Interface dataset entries
- - -

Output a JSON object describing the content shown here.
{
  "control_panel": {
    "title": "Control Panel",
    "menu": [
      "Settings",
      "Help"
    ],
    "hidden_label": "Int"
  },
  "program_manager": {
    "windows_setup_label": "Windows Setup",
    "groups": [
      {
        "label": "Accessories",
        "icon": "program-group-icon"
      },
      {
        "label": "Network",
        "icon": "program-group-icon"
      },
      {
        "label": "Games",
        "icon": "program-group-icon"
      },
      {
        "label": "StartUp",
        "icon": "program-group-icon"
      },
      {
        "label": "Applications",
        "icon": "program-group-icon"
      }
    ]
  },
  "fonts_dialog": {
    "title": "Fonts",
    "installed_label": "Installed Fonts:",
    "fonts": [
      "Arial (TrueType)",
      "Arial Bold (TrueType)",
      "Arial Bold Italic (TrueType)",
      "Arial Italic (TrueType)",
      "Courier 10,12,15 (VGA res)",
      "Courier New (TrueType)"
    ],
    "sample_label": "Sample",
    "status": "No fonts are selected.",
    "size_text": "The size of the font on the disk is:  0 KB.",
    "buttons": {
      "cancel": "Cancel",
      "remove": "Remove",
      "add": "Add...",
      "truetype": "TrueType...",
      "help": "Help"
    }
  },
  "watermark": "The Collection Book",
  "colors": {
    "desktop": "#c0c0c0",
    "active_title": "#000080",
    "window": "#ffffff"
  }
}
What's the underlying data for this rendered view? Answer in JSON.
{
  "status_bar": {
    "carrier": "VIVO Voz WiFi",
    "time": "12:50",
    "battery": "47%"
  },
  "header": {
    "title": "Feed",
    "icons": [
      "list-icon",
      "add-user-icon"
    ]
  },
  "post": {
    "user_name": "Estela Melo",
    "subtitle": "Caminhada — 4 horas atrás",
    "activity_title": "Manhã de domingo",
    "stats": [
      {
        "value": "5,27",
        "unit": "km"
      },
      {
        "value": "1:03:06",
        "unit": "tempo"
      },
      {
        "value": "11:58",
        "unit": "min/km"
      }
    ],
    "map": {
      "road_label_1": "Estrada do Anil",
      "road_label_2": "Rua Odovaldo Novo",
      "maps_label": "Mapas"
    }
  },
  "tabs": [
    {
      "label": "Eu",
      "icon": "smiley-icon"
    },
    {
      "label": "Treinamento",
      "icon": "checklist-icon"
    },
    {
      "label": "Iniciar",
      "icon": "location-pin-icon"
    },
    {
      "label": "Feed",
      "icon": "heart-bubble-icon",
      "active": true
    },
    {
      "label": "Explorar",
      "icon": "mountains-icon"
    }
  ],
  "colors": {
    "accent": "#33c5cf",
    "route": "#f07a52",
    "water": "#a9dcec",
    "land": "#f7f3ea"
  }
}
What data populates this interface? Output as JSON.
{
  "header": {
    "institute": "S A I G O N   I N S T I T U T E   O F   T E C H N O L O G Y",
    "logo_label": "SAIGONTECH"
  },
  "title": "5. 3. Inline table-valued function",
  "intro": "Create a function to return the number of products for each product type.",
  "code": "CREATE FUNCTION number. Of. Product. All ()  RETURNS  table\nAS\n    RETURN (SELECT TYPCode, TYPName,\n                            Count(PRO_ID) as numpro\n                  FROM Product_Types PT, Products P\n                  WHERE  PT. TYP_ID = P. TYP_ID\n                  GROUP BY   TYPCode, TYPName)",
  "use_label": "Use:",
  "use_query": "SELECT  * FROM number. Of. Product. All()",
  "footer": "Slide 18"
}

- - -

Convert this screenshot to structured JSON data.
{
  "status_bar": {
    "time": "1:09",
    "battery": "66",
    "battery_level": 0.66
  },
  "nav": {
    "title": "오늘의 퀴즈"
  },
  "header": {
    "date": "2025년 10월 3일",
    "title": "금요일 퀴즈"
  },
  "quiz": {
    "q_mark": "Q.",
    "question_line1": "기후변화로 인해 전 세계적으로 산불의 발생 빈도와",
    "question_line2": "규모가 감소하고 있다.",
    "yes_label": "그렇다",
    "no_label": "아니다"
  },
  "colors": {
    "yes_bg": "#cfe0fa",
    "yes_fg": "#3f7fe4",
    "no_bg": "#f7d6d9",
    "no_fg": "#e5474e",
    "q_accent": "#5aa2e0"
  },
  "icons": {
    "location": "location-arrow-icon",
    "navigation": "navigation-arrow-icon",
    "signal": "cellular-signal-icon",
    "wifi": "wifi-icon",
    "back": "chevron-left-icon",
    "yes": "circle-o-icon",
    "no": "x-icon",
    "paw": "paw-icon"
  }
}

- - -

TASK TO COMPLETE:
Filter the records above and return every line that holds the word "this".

ANSWER AREA:
What's the underlying data for this rendered view? Answer in JSON.
What data populates this interface? Output as JSON.
Convert this screenshot to structured JSON data.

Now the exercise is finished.